Today marks 50 years since the Great March on Washington which called on the nation to grant civil rights equality to all members of American society, especially the black population. On August 28, 1963 approximately a quarter million people from all walks of life converged on the mall in Washington DC to demand “Jobs and Freedom” and to listen to speeches of some of the nation’s most ardent advocates of civil and economic rights for blacks.
Most noteworthy of the speakers was black civil rights leader Dr. Martin Luther King, Jr who delivered his iconic “I Have a Dream” speech, which is still listened to and taught in schools today.

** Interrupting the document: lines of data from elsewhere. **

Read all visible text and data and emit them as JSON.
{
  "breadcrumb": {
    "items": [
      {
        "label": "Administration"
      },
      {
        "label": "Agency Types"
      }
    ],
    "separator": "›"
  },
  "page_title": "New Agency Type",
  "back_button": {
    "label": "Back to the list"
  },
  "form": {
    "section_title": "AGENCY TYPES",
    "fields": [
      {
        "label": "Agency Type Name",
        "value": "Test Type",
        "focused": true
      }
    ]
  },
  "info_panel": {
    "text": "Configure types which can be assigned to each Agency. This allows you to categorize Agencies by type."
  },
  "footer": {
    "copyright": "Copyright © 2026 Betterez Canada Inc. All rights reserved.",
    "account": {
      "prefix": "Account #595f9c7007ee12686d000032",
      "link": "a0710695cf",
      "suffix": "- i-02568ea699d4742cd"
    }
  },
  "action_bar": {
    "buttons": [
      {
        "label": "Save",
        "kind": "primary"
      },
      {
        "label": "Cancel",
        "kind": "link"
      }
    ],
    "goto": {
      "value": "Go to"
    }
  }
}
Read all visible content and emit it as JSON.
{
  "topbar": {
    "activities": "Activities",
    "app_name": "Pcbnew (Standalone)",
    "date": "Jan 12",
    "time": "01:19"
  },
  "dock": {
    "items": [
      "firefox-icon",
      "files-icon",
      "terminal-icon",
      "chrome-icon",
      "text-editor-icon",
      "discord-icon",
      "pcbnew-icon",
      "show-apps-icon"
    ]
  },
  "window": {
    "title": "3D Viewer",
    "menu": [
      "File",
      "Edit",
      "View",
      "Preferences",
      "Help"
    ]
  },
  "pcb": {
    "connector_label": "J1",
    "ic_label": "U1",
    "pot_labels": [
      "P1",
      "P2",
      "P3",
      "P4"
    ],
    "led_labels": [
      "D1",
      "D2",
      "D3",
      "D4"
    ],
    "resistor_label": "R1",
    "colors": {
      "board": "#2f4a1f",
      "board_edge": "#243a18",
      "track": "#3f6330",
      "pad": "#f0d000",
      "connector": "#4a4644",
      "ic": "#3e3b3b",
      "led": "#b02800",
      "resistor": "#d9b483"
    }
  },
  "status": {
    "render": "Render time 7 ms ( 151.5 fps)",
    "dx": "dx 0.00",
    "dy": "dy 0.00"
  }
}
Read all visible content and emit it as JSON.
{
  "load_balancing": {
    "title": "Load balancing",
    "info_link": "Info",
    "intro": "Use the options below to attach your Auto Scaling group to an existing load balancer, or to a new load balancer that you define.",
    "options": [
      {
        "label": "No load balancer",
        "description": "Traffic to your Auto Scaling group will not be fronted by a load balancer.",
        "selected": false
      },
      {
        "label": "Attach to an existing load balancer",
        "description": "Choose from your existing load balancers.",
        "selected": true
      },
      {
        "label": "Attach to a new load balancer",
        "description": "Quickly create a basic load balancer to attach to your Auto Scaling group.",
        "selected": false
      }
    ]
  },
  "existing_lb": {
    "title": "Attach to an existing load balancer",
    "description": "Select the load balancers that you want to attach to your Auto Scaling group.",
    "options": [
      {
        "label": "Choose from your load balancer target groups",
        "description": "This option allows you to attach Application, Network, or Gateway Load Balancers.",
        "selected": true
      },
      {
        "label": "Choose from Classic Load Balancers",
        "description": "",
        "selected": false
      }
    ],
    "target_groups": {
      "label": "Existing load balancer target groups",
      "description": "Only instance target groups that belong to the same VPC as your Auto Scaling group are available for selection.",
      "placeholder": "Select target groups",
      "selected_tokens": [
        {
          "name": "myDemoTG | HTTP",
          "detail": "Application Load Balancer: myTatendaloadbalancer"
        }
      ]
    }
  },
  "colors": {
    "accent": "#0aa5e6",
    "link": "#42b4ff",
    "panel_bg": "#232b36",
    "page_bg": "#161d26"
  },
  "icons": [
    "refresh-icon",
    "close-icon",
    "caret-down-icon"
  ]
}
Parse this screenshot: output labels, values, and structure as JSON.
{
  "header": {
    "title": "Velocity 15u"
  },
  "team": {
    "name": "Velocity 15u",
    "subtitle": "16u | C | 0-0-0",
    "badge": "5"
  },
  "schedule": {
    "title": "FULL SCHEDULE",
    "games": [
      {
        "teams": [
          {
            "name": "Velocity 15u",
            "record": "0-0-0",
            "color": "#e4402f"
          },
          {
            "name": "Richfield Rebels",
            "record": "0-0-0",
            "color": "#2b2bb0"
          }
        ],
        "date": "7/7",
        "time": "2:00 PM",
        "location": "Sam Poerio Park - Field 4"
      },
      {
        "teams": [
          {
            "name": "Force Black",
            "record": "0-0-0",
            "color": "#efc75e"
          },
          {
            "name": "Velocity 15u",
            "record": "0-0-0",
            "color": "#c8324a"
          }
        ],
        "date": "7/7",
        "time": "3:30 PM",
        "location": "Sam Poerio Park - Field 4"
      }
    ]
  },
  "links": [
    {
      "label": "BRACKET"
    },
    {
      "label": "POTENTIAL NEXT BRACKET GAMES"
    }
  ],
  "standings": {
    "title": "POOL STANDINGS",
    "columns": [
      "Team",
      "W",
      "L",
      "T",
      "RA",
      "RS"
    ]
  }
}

Today, one half of a century later, it is quite appropriate that The Joseph and Gwendolyn Straus Institute for the Advanced Study of Law & Justice of New York University, has chosen for its annual theme “Racial, Ethnic and Economic Segregation.” The institute, which was established by Daniel Straus in honor of his parents, actualizes their belief in the power of education and ideas to change society. This year’s theme, coming exactly 50 years after King’s great speech, exemplifies the institute’s relevance to the changing world of justice and law.